__Exercise directions__
Copy out each line of the material in which the word "Suite" can be found.
+ + + +
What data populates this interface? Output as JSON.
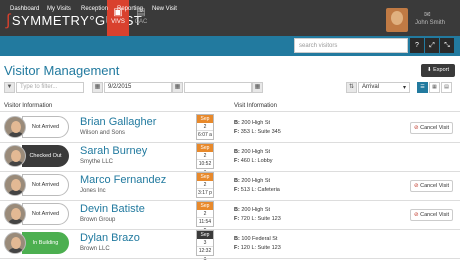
{
  "app": {
    "logo_text": "SYMMETRY",
    "logo_suffix": "GUEST",
    "tab_vivs": "VIVS",
    "tab_cac": "CAC",
    "user_name": "John Smith"
  },
  "nav": {
    "items": [
      "Dashboard",
      "My Visits",
      "Reception",
      "Reporting",
      "New Visit"
    ],
    "search_placeholder": "search visitors",
    "buttons": [
      "?",
      "⤢",
      "⤡",
      "⚙"
    ]
  },
  "page": {
    "title": "Visitor Management",
    "export_label": "Export"
  },
  "filters": {
    "type_placeholder": "Type to filter...",
    "date_from": "9/2/2015",
    "date_to": "",
    "sort_value": "Arrival"
  },
  "table": {
    "col_visitor": "Visitor Information",
    "col_visit": "Visit Information",
    "cancel_label": "Cancel Visit",
    "rows": [
      {
        "name": "Brian Gallagher",
        "company": "Wilson and Sons",
        "status": "Not Arrived",
        "mon": "Sep",
        "day": "2",
        "time": "6:07 a",
        "b": "200 High St",
        "f": "353 L: Suite 345",
        "cancel": true
      },
      {
        "name": "Sarah Burney",
        "company": "Smythe LLC",
        "status": "Checked Out",
        "mon": "Sep",
        "day": "2",
        "time": "10:52 a",
        "b": "200 High St",
        "f": "460 L: Lobby",
        "cancel": false
      },
      {
        "name": "Marco Fernandez",
        "company": "Jones Inc",
        "status": "Not Arrived",
        "mon": "Sep",
        "day": "2",
        "time": "3:17 p",
        "b": "200 High St",
        "f": "513 L: Cafeteria",
        "cancel": true
      },
      {
        "name": "Devin Batiste",
        "company": "Brown Group",
        "status": "Not Arrived",
        "mon": "Sep",
        "day": "2",
        "time": "11:54 p",
        "b": "200 High St",
        "f": "720 L: Suite 123",
        "cancel": true
      },
      {
        "name": "Dylan Brazo",
        "company": "Brown LLC",
        "status": "In Building",
        "mon": "Sep",
        "day": "3",
        "time": "12:32 a",
        "b": "100 Federal St",
        "f": "120 L: Suite 123",
        "cancel": false
      }
    ]
  }
}
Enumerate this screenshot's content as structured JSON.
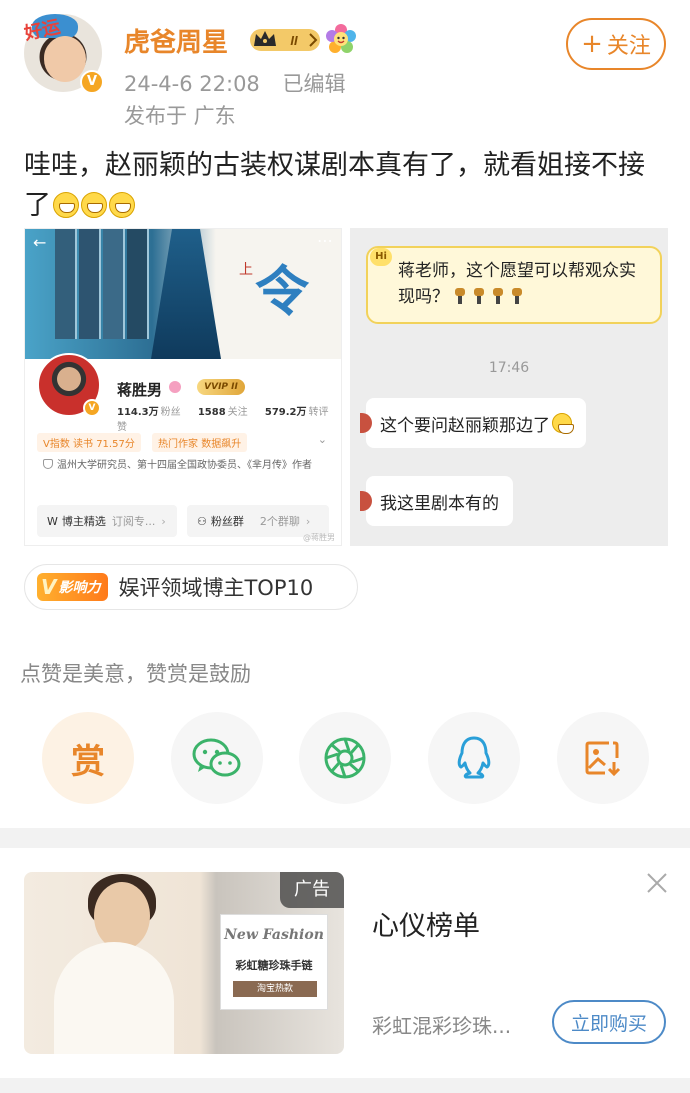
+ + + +
__Response area__
        "f": "353 L: Suite 345",
        "f": "720 L: Suite 123",
        "f": "120 L: Suite 123",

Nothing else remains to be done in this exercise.